Shopping in the shadow of Mount Etna
Raimondo Ceramiche Srl
Defined by sociologist George Ritzer as the New Cathedrals of our age, modern shopping centres have been a major driver of transformation in urban and suburban spaces for more than twenty years due to their combined retail and social functions. By promoting contemporary forms of civil life, shopping centres have helped accelerate the process of urbanisation outside city centres, systematically changing the face of our cities. In their role as the nodes of these new polycentric entities, shopping centres are increasingly becoming the focus of architectural design projects aimed at creating functional, attractive and highly distinctive structures reflecting the unique characteristics of their surroundings. An ability to incorporate local cultural values and the colours and characteristics of the surrounding area and its inhabitants into the architectures of these “temples of modernity” has become the cornerstone of any successful project. This approach is particularly evident at the Centro Sicilia shopping centre in Misterbianco, a project assigned to architect Roberto Sibiano, director of the Milan branch of the firm Design International.
Extending over an area of approximately 56,000 square metres, the structure’s architecture is strongly influenced by history and the surrounding landscape, especially its proximity to Mount Etna, Europe’s tallest active volcano. Included in the UNESCO list of World Heritage Sites since 2013, Etna dominates Sicily’s eastern coastal region and is loved and feared in equal measure by the local inhabitants. Its many eruptions through the course of history have shaped the landscape, creating a lava stone desert that descends towards the plain and the sea and gradually gives way to fertile woodland, vineyards and orange groves. The architects envisioned the centre as a large structure shaped by a volcanic eruption, with dark facades composed of magmatic rocks in which fissures are illuminated at night to recreate incandescent lava flows. “We wanted to pay tribute to the energy of this land and its elements,” explained Sibiano.

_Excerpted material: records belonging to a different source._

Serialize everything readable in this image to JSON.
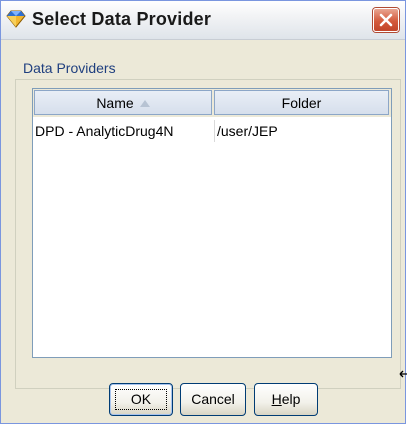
{
  "window": {
    "title": "Select Data Provider",
    "close_label": "X"
  },
  "group": {
    "label": "Data Providers"
  },
  "table": {
    "columns": [
      {
        "label": "Name",
        "sorted": "ascending"
      },
      {
        "label": "Folder"
      }
    ],
    "rows": [
      {
        "name": "DPD - AnalyticDrug4N",
        "folder": "/user/JEP"
      }
    ]
  },
  "buttons": {
    "ok": "OK",
    "cancel": "Cancel",
    "help_mnemonic": "H",
    "help_rest": "elp"
  },
  "icons": {
    "title_icon": "diamond-icon",
    "close_icon": "close-icon",
    "sort_icon": "sort-ascending-icon",
    "cursor_icon": "resize-cursor-icon"
  },
  "colors": {
    "dialog_bg": "#ece9d8",
    "close_red": "#d45a3c",
    "group_label": "#1f3f7f"
  }
}
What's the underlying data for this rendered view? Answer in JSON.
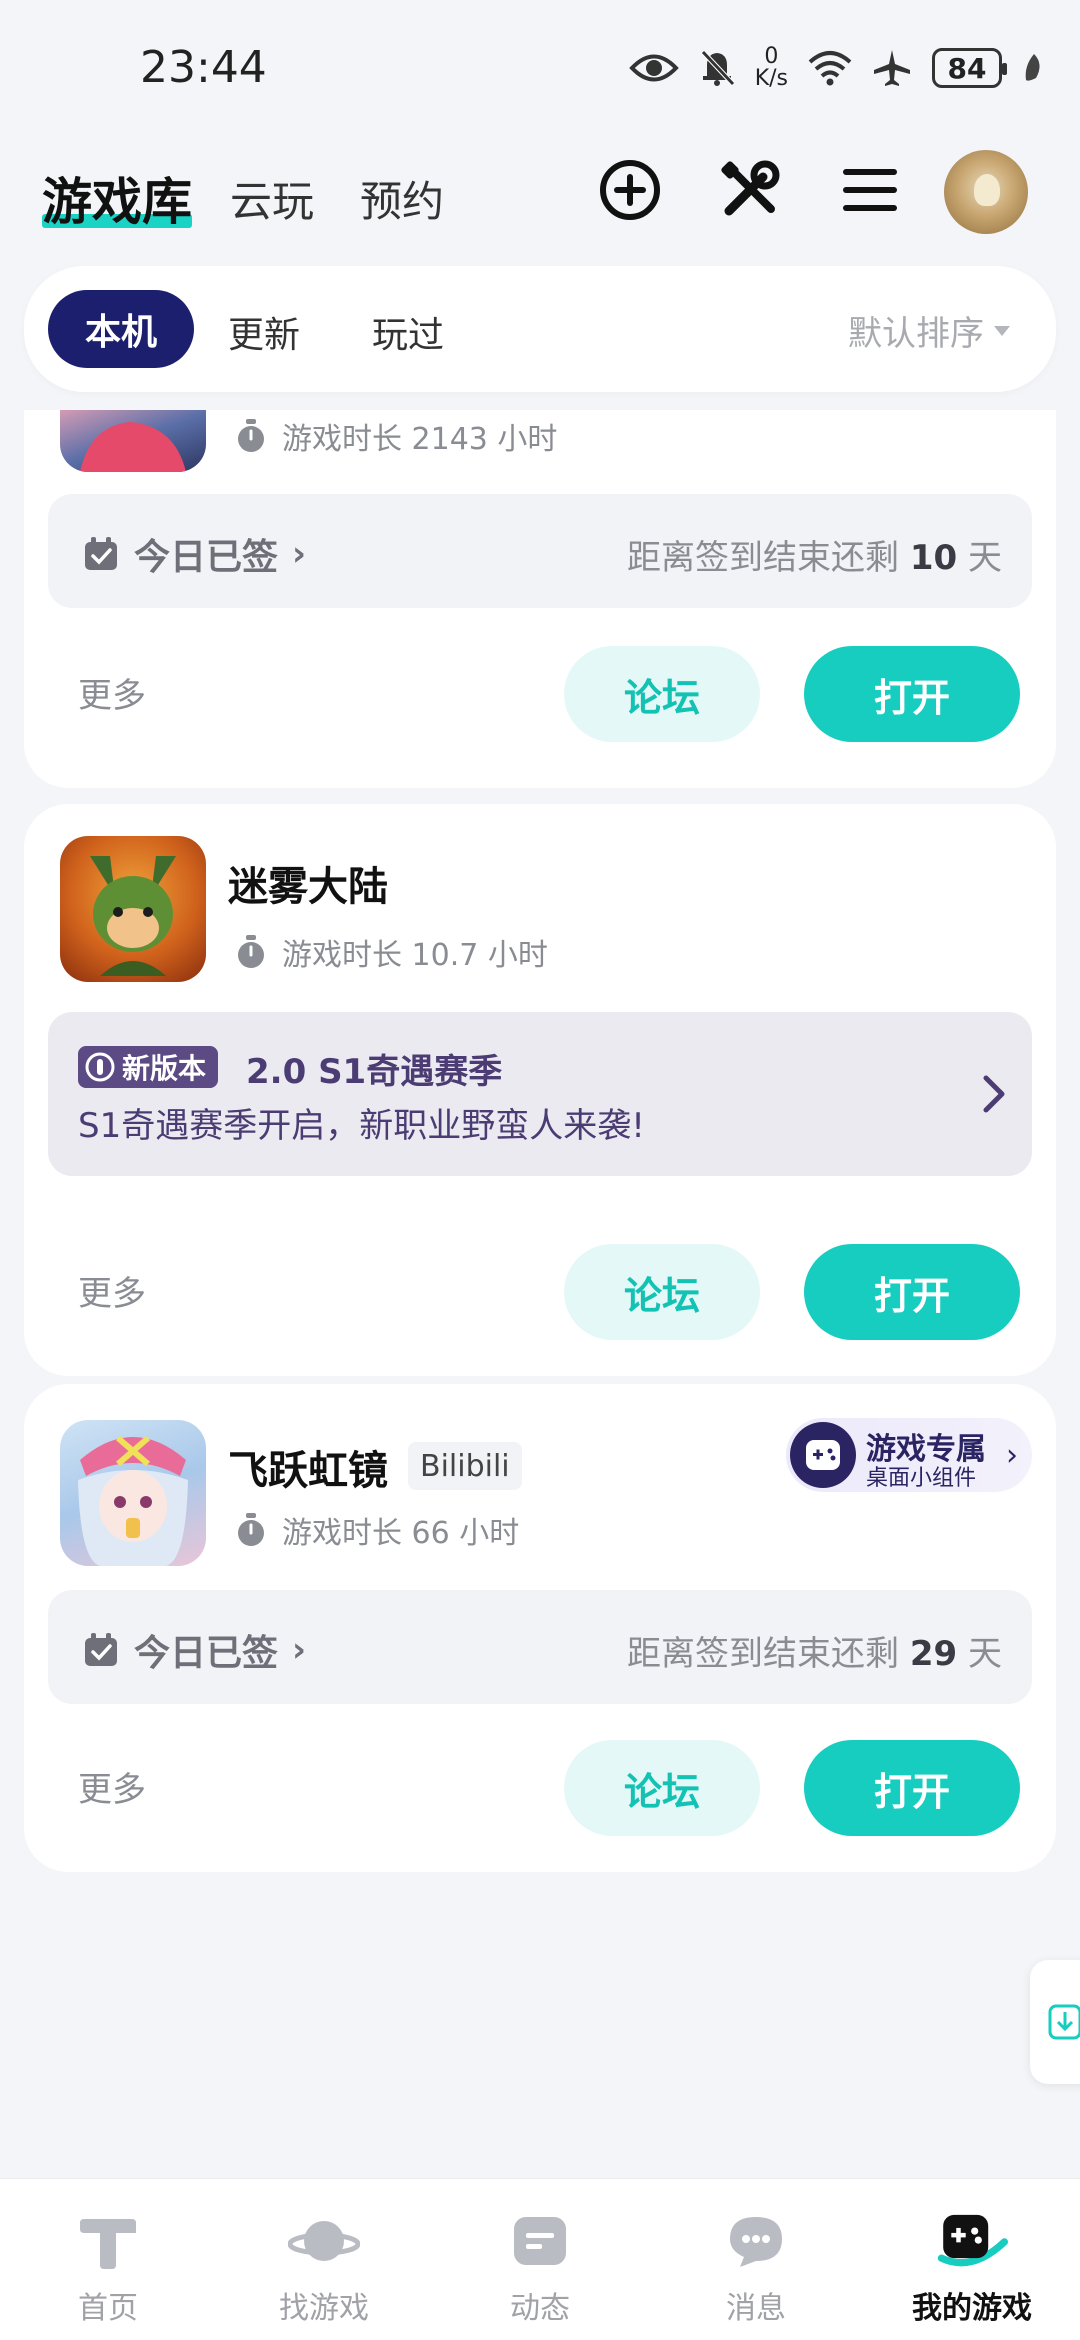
{
  "status_bar": {
    "time": "23:44",
    "net_speed_value": "0",
    "net_speed_unit": "K/s",
    "battery": "84",
    "icons": [
      "eye-icon",
      "bell-mute-icon",
      "wifi-icon",
      "airplane-icon",
      "leaf-icon"
    ]
  },
  "header": {
    "tabs": [
      {
        "label": "游戏库",
        "active": true
      },
      {
        "label": "云玩"
      },
      {
        "label": "预约"
      }
    ],
    "actions": [
      "add-circle-icon",
      "tools-icon",
      "menu-icon"
    ]
  },
  "filter": {
    "chips": [
      "本机",
      "更新",
      "玩过"
    ],
    "active": "本机",
    "sort_label": "默认排序"
  },
  "cards": [
    {
      "title": "",
      "playtime": "游戏时长 2143 小时",
      "sign": {
        "status": "今日已签",
        "remaining_prefix": "距离签到结束还剩",
        "remaining_days": "10",
        "remaining_suffix": "天"
      },
      "more": "更多",
      "forum": "论坛",
      "open": "打开"
    },
    {
      "title": "迷雾大陆",
      "playtime": "游戏时长 10.7 小时",
      "news": {
        "badge": "新版本",
        "title": "2.0 S1奇遇赛季",
        "desc": "S1奇遇赛季开启，新职业野蛮人来袭!"
      },
      "more": "更多",
      "forum": "论坛",
      "open": "打开"
    },
    {
      "title": "飞跃虹镜",
      "tag": "Bilibili",
      "playtime": "游戏时长 66 小时",
      "widget": {
        "line1": "游戏专属",
        "line2": "桌面小组件"
      },
      "sign": {
        "status": "今日已签",
        "remaining_prefix": "距离签到结束还剩",
        "remaining_days": "29",
        "remaining_suffix": "天"
      },
      "more": "更多",
      "forum": "论坛",
      "open": "打开"
    }
  ],
  "bottom_nav": [
    {
      "label": "首页",
      "icon": "home-t-icon"
    },
    {
      "label": "找游戏",
      "icon": "planet-icon"
    },
    {
      "label": "动态",
      "icon": "feed-icon"
    },
    {
      "label": "消息",
      "icon": "chat-bubble-icon"
    },
    {
      "label": "我的游戏",
      "icon": "gamepad-icon",
      "active": true
    }
  ],
  "colors": {
    "accent": "#17cdbf",
    "navy": "#1c1f6e",
    "purple": "#4b3d74"
  }
}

Inside, the building extends over a single floor reproducing the structure of a city centre, with brightly-lit theme galleries and main and secondary roads lined with 140 shops. And as in any city centre, it features intersections, signs, a large square and a variety of eating and entertainment areas. There is also a large hypermarket equipped with islands selling fresh produce, including bread, fish, pastries and pizza, meat and a delicatessen. The walls of these islands are clad with white body glazed porcelain tiles (Interni series) from Ceramica Vogue, chosen by the architects for their aesthetic and hygiene characteristics and the wide colour range which would enable them to assign a distinctive colour to each island. This vibrant palette of 11 colours ensures that the individual areas are easily recognisable and contrasts elegantly with the more rugged textural look of the monochrome external façades.
Ceramica Vogue, Interni
IN Cielo,IN Azzurro,IN Blu Avio,IN Oltremare,IN Cobalto,IN Tortora,IN Mandarino,IN Bordeaux,IN Ferro,IN Beige,IN Ghiaccio
Water absorpion (ISO 10545-3): 1,5%
Chemical resistance (ISO 10545-13): GB min.
Resistance to deep abrasion (ISO 10545-6): 1-2-3-4
Stain resistance (ISO 10545-14): compliant
Frost resistance (ISO 10545-12): compliant
Modulus of rupture and breaking strength (ISO 10545-4): 1.000 N
Slip resistance (DIN 51130): compliant
Thermal shock resistance (ISO 10545-9): compliant
Crazing resistance (ISO 10545-11): compliant
Linear thermal expansion (ISO 10545-8): compliant